The New Meritocracy
The election of David Cameron as prime minister in 2010, the first Old Etonian to hold that office for nearly fifty years, highlighted the continued influence of the privately educated across broad swathes of public life: George Osborne and Boris Johnson in politics; Justin Welby as Archbishop of Canterbury; Carey Mulligan, Eddie Redmayne and Benedict Cumberbatch in the arts; and Chris Robshaw, Alastair Cook and Ben Ainslie in sport. While critics of independent education would see this dominance as the unacceptable face of privilege, to its supporters it is proof of a job well done.
The independent sector is nothing but resilient. Having weathered the economic and political storms of the 1970s, the private schools have continued to respond to the new challenges facing them such as the decline in boarding, a more intrusive press and a less deferential type of parent.

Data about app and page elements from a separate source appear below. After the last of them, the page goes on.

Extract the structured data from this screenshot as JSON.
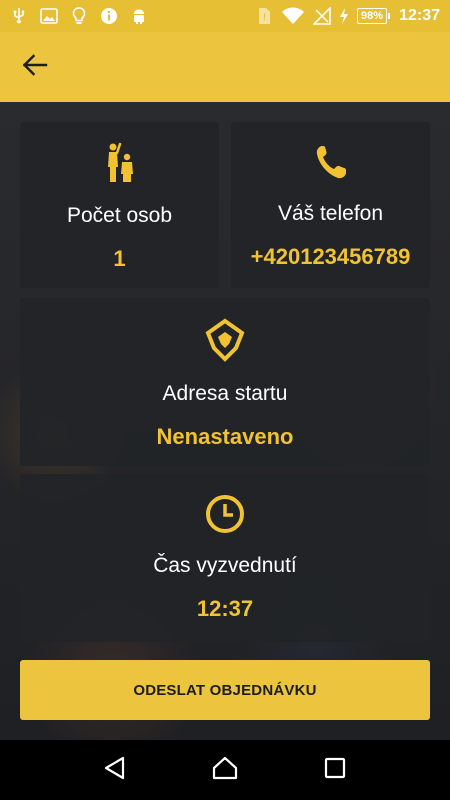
{
  "status_bar": {
    "battery": "98%",
    "time": "12:37"
  },
  "app_bar": {
    "back_icon": "arrow-left-icon"
  },
  "cards": {
    "persons": {
      "icon": "people-icon",
      "label": "Počet osob",
      "value": "1"
    },
    "phone": {
      "icon": "phone-icon",
      "label": "Váš telefon",
      "value": "+420123456789"
    },
    "address": {
      "icon": "pin-icon",
      "label": "Adresa startu",
      "value": "Nenastaveno"
    },
    "time": {
      "icon": "clock-icon",
      "label": "Čas vyzvednutí",
      "value": "12:37"
    }
  },
  "submit": {
    "label": "ODESLAT OBJEDNÁVKU"
  },
  "nav": {
    "back": "nav-back-icon",
    "home": "nav-home-icon",
    "recents": "nav-recents-icon"
  },
  "colors": {
    "accent": "#edc43d",
    "value_text": "#f1c232",
    "card_bg": "#222427"
  }
}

To prosper, private schools now advertise themselves in a way that previously would have been considered vulgar. Heads now travel the world in search of custom, alumni are constantly badgered for financial bequests and glittering new sports, arts and departmental facilities have now replaced the austerity of the past.

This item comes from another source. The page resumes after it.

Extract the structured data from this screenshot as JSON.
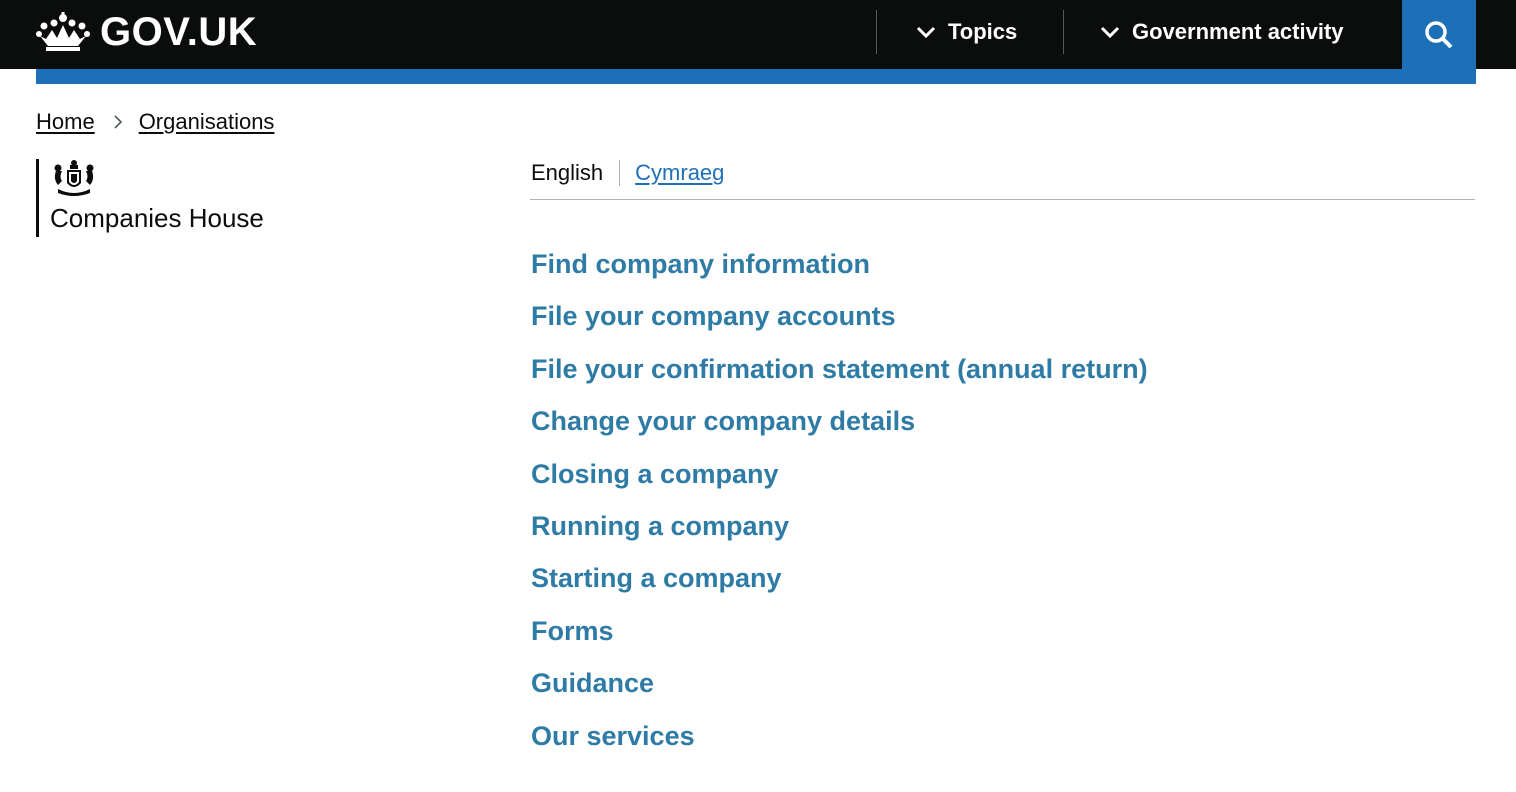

Most heads are obsessed with league tables, whatever they say publicly. A high ranking [especially over traditional rivals] enhances the school’s reputation and sways parents in their choice. Parents are made aware that staff are carefully appointed, managed and scrutinised; value for money is now a top priority.
That said, private schools are far better run that they were in the past. Educational standards are high:- over 50 per cent of students achieve ‘A’ grades at A level, over 40 per cent of Oxbridge entrants and just under 40 per cent of entrants to other leading universities are privately educated. The schools are also much happier and more relaxed communities than in times past. Great attention is afforded to each and every individual both inside and outside the classroom. Cultural opportunities are now diverse and pastoral support has grown out of all recognition.

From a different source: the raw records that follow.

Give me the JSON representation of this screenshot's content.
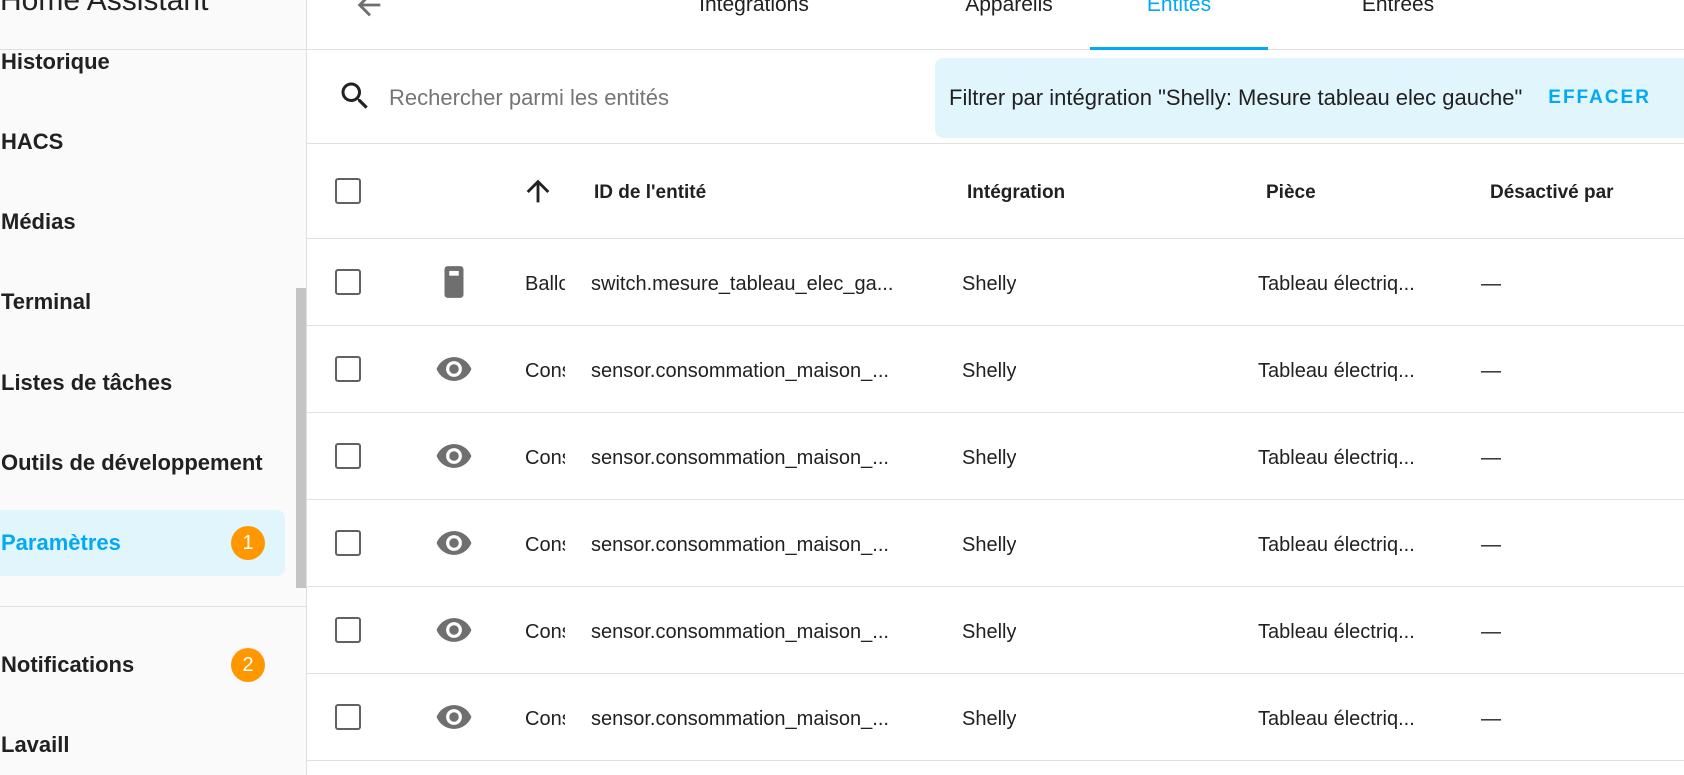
{
  "app": {
    "title": "Home Assistant"
  },
  "sidebar": {
    "items": [
      {
        "label": "Historique"
      },
      {
        "label": "HACS"
      },
      {
        "label": "Médias"
      },
      {
        "label": "Terminal"
      },
      {
        "label": "Listes de tâches"
      },
      {
        "label": "Outils de développement"
      },
      {
        "label": "Paramètres",
        "badge": "1",
        "active": true
      }
    ],
    "notifications": {
      "label": "Notifications",
      "badge": "2"
    },
    "user": {
      "label": "Lavaill"
    }
  },
  "tabs": [
    {
      "label": "Intégrations"
    },
    {
      "label": "Appareils"
    },
    {
      "label": "Entités",
      "active": true
    },
    {
      "label": "Entrées"
    }
  ],
  "search": {
    "placeholder": "Rechercher parmi les entités",
    "value": ""
  },
  "filter": {
    "text": "Filtrer par intégration \"Shelly: Mesure tableau elec gauche\"",
    "clear_label": "EFFACER"
  },
  "table": {
    "columns": {
      "entity_id": "ID de l'entité",
      "integration": "Intégration",
      "room": "Pièce",
      "disabled_by": "Désactivé par"
    },
    "rows": [
      {
        "icon": "switch-icon",
        "name": "Ballo",
        "entity_id": "switch.mesure_tableau_elec_ga...",
        "integration": "Shelly",
        "room": "Tableau électriq...",
        "disabled_by": "—"
      },
      {
        "icon": "eye-icon",
        "name": "Cons",
        "entity_id": "sensor.consommation_maison_...",
        "integration": "Shelly",
        "room": "Tableau électriq...",
        "disabled_by": "—"
      },
      {
        "icon": "eye-icon",
        "name": "Cons",
        "entity_id": "sensor.consommation_maison_...",
        "integration": "Shelly",
        "room": "Tableau électriq...",
        "disabled_by": "—"
      },
      {
        "icon": "eye-icon",
        "name": "Cons",
        "entity_id": "sensor.consommation_maison_...",
        "integration": "Shelly",
        "room": "Tableau électriq...",
        "disabled_by": "—"
      },
      {
        "icon": "eye-icon",
        "name": "Cons",
        "entity_id": "sensor.consommation_maison_...",
        "integration": "Shelly",
        "room": "Tableau électriq...",
        "disabled_by": "—"
      },
      {
        "icon": "eye-icon",
        "name": "Cons",
        "entity_id": "sensor.consommation_maison_...",
        "integration": "Shelly",
        "room": "Tableau électriq...",
        "disabled_by": "—"
      }
    ]
  },
  "colors": {
    "accent": "#03a9f4",
    "accent_bg": "#e1f5fc",
    "badge": "#ff9800",
    "icon": "#6f6f6f"
  }
}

‘The New Meritocracy’ is a detailed account of Britain’s independent schools and how they have developed since 1979. Having spoken to over 100 heads and teachers, Mark Peel assesses the changing role of the head, the growing influence of the parent body and the often uneasy relationship this can create with the school authorities, not least over escalating fees. Peel also looks at the more relaxed relationship that has developed between staff and pupils, the major influence league tables have played on a school’s reputation, and the major benefits – and occasional drawback – that co-education has brought to single-sex schools. The book also considers the independent sector’s relationship with universities and the state sector, along with its resistance to government meddling in its affairs. With the English state system increasingly modelled on the values of the independent sector – although important differences remain – ‘The New Meritocracy’ analyses how this transformation has come about, and offers an upbeat blueprint of success to those who remain sceptical about the virtues of a private education.